[Stored data entries]

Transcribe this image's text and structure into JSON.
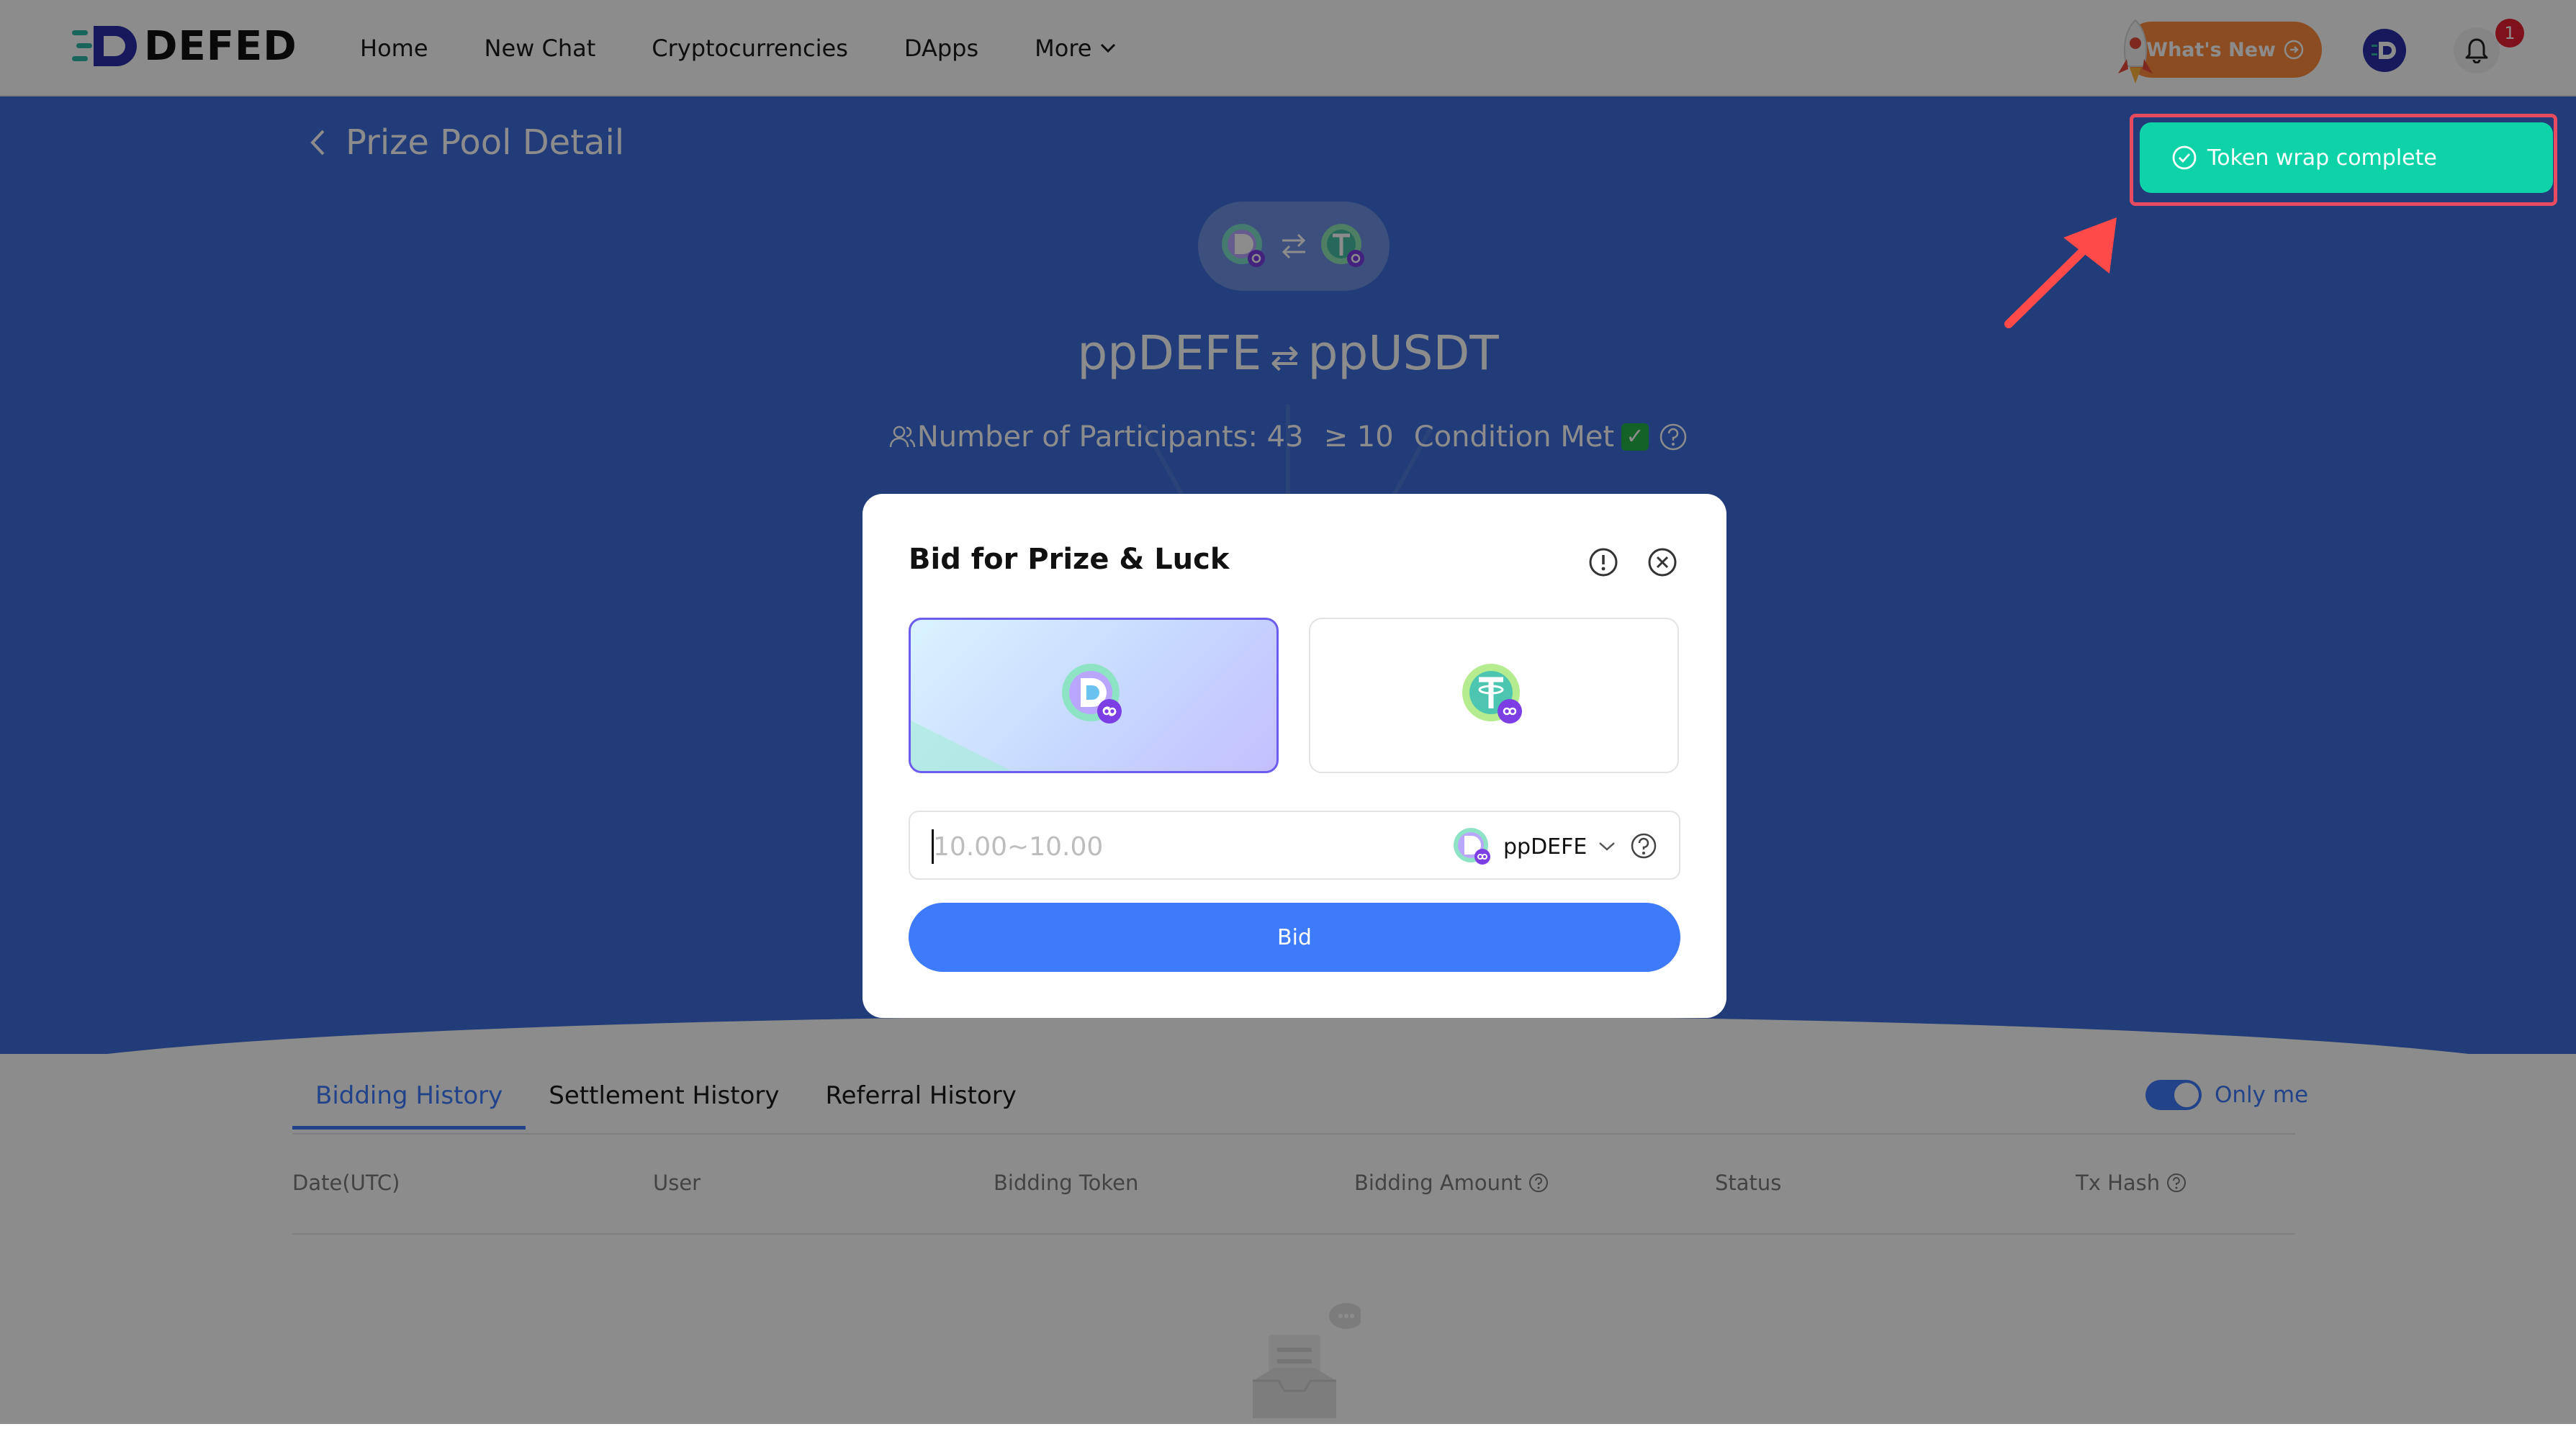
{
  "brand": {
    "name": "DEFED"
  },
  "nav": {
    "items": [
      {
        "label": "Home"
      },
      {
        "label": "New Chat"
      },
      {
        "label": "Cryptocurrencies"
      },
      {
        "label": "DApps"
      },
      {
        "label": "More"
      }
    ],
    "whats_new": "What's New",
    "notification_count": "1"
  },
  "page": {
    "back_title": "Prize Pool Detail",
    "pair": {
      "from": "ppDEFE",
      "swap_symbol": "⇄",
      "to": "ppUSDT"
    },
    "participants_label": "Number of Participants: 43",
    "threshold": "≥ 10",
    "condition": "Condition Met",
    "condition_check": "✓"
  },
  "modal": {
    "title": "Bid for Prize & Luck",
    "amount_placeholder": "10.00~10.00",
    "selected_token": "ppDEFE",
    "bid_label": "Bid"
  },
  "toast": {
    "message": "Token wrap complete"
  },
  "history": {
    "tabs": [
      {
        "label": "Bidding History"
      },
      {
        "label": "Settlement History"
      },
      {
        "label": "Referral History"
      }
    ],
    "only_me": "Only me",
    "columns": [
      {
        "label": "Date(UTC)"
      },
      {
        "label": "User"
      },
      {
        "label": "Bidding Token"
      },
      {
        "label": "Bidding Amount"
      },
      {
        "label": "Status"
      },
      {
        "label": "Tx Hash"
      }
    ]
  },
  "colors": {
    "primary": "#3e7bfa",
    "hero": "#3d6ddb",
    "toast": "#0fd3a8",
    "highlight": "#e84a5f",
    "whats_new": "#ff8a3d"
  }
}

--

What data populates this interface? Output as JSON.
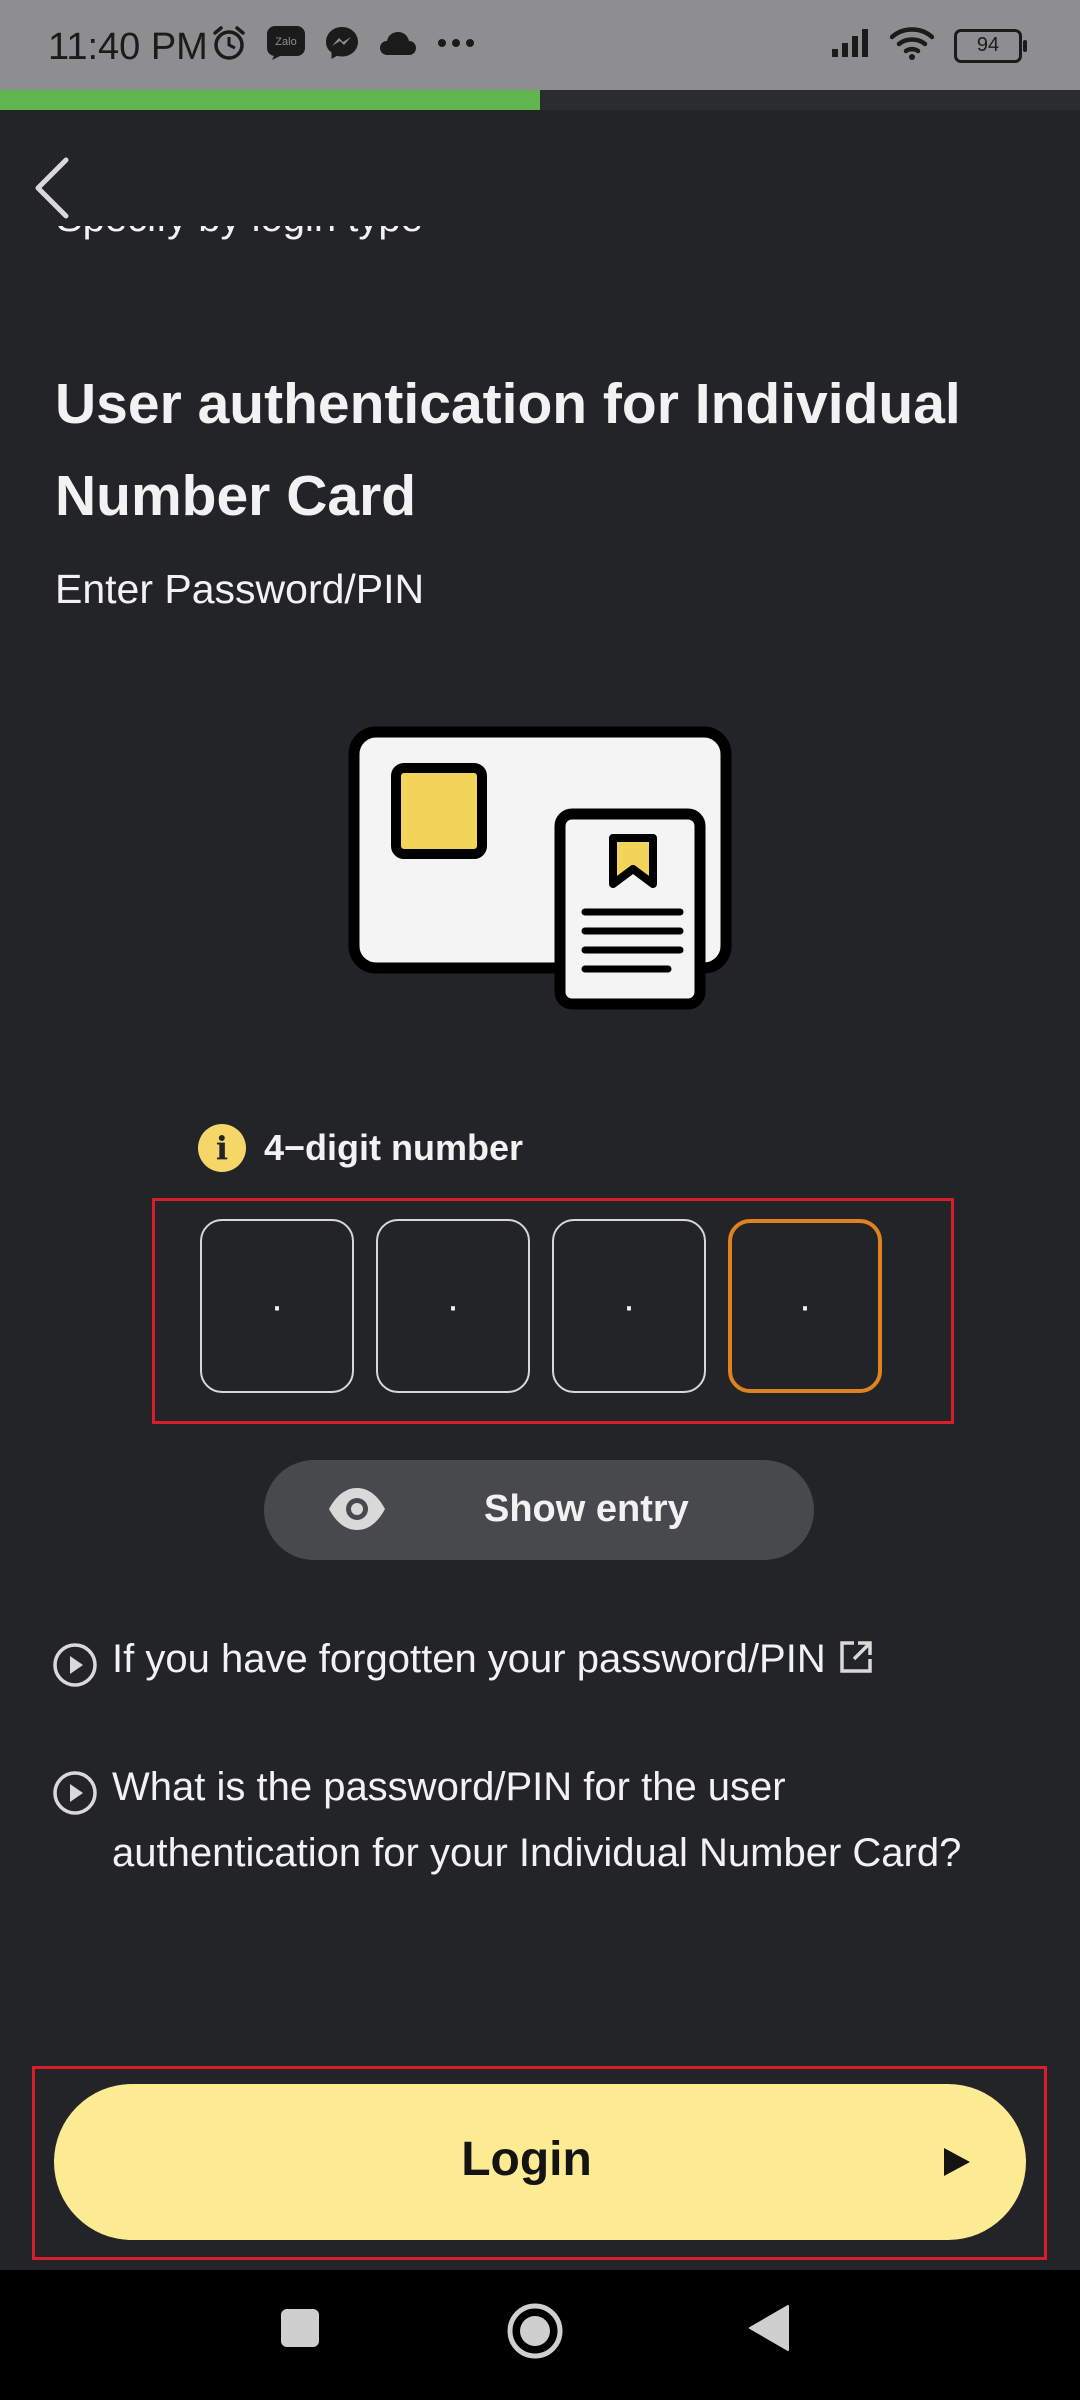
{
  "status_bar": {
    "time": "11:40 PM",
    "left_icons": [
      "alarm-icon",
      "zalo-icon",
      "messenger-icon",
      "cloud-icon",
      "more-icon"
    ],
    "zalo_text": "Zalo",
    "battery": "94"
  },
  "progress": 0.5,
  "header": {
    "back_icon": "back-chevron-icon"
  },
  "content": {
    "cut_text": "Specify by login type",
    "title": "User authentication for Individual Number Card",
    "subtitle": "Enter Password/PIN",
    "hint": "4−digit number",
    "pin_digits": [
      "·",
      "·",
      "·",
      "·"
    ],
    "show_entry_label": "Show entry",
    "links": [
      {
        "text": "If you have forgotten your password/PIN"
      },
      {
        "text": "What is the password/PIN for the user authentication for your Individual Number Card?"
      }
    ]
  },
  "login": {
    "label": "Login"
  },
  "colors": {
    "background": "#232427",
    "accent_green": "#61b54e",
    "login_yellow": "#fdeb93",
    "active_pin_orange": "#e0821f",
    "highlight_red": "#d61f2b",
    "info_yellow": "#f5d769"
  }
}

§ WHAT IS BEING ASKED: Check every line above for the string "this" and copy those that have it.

§ RESPONSE TO THE TASK:
Transcribe this image's text and structure into JSON.
What data populates this interface? Output as JSON.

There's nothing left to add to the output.